SEATTLE, Washington — With more than $200 billion in assets, impact investment is undoubtedly a burgeoning sector both in terms of financial investment and international development. Despite having a more socially conscience tilt than other forms of investing, impact investing is still often implemented as a top-down structure where the financial benefactors dictate the terms with little to no input from “beneficiaries,” or those who are the recipients of the investment. One such noteworthy exception to this orthodox approach is the Buen Vivir Fund, an impact investment fund initiated by the non-government organization (NGO) Thousand Currents. The Buen Vivir Fund substantially differs from other impact investment funds.
The Buen Vivir Fund
Impact investment, although still a method for generating profits, specifically focuses on investments to generate social and environmental impacts. The Buen Vivir Fund was created to re-structure economic decision making to be more participatory. The name itself Buen Vivir is a concept derived from indigenous peoples of Latin America referring to “right living,” or a way of life that integrates community, natural systems and future generations to maintain balance.
Using a ground-level, grassroots approach, 10 organizations from Guatemala, India, Mexico, Nepal and South Africa got together with eight investors from the U.S. for the initial investment cycle from 2018-2020. They brought $1 million in loan capital in conjunction with more than $300,000 in grant capital. The Buen Vivir Fund differs substantially from traditional impact investment funds, particularly in five areas.
- Member Assembly: Instead of differentiating from investors/benefactors and investees/beneficiaries, the Buen Vivir Fund has the same application process for all parties involved. All are members and investors and have the responsibility to contribute expertise, solidarity and connections. The member assembly breaks from normal investment power dynamics because each member has one vote and the number of grassroots groups slightly outnumber financial investment groups 10 to eight.
- Investor-assumed risk: Any financial investor who agrees to be a part of Buen Vivir willingly accepts the majority of financial risk, which is the opposite of traditional investment funds.
- Aportes: Buen Vivir works with aportes, “solidarity contributions,” in lieu of traditional interest. In addition to repaying the original amount, members who use finances from the fund contribute aportes either during or upon the completion of a project. These payments stay in the loan fund to finance any future projects and act as insurance for more challenging projects.
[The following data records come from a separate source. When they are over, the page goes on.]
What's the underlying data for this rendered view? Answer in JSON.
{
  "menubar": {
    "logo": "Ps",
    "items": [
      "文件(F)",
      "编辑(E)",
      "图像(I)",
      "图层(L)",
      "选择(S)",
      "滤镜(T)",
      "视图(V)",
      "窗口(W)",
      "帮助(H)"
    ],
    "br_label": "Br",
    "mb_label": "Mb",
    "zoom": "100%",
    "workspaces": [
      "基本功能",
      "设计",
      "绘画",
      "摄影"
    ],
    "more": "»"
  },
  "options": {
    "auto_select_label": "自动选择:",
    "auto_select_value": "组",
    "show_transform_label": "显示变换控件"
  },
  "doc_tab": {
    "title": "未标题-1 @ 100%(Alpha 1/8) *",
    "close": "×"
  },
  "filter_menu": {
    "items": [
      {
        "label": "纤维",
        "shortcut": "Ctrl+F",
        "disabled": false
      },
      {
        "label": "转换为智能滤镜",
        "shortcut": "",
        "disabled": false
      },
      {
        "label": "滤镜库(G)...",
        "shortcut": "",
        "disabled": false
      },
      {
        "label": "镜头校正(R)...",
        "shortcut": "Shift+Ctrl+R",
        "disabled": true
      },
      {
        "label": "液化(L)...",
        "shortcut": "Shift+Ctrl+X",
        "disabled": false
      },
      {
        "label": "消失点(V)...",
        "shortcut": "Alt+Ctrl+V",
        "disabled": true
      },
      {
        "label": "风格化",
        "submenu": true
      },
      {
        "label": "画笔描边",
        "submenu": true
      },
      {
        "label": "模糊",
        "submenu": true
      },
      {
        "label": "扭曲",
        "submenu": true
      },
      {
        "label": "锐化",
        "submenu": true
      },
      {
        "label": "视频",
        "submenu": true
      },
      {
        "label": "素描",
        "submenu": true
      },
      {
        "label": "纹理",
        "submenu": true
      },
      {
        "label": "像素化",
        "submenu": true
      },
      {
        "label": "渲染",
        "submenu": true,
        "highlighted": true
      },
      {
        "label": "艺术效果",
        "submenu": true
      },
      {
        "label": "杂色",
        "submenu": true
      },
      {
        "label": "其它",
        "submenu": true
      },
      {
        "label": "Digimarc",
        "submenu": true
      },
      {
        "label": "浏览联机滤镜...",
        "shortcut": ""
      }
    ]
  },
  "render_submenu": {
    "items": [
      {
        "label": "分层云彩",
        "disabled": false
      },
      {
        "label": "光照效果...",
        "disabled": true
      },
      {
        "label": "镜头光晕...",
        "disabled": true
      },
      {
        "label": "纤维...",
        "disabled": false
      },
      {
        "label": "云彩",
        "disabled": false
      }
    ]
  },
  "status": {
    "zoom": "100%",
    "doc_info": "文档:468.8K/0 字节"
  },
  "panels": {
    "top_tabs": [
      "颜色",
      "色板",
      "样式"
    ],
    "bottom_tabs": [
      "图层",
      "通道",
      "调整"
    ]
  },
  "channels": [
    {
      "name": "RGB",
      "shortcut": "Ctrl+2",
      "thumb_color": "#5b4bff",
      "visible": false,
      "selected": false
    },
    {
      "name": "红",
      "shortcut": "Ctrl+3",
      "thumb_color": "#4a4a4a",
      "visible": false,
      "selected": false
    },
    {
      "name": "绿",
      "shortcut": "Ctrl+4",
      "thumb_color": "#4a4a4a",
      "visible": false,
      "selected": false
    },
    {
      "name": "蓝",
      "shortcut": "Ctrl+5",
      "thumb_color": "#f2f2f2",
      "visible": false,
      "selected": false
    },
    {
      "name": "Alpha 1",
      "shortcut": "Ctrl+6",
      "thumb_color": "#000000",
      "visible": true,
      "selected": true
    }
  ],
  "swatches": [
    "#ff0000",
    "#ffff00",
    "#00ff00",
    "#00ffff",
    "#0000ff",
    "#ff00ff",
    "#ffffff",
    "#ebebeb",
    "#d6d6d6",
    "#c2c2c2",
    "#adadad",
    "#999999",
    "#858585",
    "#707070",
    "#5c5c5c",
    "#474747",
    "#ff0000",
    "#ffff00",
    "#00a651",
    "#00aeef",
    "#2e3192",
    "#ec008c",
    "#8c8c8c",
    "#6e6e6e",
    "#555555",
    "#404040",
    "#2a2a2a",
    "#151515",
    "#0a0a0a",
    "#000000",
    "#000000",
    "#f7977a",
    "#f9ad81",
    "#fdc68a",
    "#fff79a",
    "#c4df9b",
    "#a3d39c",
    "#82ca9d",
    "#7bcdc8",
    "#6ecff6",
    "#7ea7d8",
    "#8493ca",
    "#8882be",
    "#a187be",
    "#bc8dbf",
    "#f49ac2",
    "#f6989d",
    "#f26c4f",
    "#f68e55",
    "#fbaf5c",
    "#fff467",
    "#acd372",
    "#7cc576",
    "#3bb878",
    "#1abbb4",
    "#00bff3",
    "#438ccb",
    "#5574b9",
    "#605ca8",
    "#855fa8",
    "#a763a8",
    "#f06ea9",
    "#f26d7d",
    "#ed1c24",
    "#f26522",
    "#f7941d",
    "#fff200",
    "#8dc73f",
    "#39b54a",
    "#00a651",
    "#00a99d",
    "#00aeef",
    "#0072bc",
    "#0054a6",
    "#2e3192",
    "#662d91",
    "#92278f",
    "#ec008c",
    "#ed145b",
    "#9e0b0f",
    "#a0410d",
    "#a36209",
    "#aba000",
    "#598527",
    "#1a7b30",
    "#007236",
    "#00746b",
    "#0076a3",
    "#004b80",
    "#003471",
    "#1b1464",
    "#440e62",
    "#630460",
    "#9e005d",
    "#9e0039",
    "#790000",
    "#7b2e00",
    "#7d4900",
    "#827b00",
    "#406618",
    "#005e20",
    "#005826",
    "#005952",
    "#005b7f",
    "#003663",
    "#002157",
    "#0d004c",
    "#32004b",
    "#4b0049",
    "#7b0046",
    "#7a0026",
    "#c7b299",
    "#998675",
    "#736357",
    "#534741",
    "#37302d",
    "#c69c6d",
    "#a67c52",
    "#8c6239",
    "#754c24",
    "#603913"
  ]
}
- The cycle of Investment: In addition to financial returns (initial capital + aporte), the fund includes Buen Vivir returns. These include meaningful social and environmental impact or experiential returns, learning and “upskilling” for members from both sides. It also has movement-building returns, which are measured by the changing of practices and mindsets in the impact investment sector.
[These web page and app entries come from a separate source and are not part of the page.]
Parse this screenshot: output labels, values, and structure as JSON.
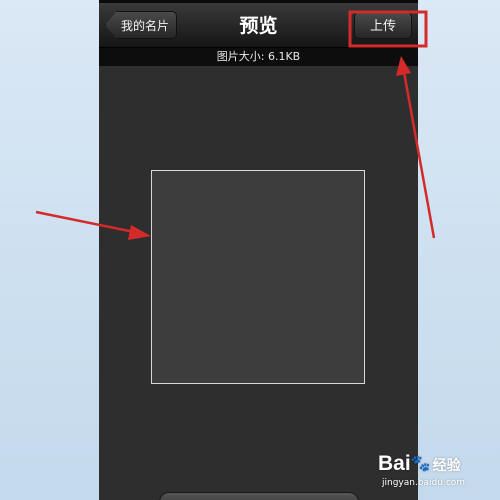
{
  "navbar": {
    "back_label": "我的名片",
    "title": "预览",
    "upload_label": "上传"
  },
  "info": {
    "image_size": "图片大小: 6.1KB"
  },
  "watermark": {
    "brand": "Bai",
    "paw": "🐾",
    "cn": "经验",
    "url": "jingyan.baidu.com"
  },
  "colors": {
    "annotation": "#d42a2a",
    "screen_background": "#2e2e2e",
    "navbar": "#1a1a1a"
  },
  "icons": {
    "watermark_logo": "paw-icon"
  }
}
- Impact for All: Both the financial investors and grassroots groups are viewed as targets for “upskilling.” This is intentional so that both groups take the expertise of the other group to then implement in their projects for future endeavors. For example, investors gain new tools to implement in their portfolios and are exposed to opportunities that they would not have been if not for the grassroots organizations. The grassroots groups learn methods of efficacy and financial management that they might not have if not for the investors in the member assembly.
A Transformative Approach
According to a case study conducted at the Institute of Development Studies at the University of Sussex in England, many investors were eager to contribute more than requested. However, the Buen Vivir Fund wished to affirm its principles of starting small and expanding gradually to spur “transformative” experiences among members instead of “transactional” ones. Keeping in line with this over the next five years, the Buen Vivir fund intends to expand its assembly of members to between 30 and 50 and increase its loan capital to $5 million.
The Buen Vivir Fund upholds its core value of being transformative, not transactional by innovating a strategy that transforms economic justice and power relations between benefactors and beneficiaries in international development. It focus has been on issues like food sovereignty, alternative economies and climate justice. As more impact investors queue to work with funds like Buen Vivir, impact investing is uniquely situated to alleviate hardships and reduce poverty in the coming years.
– Evan Williams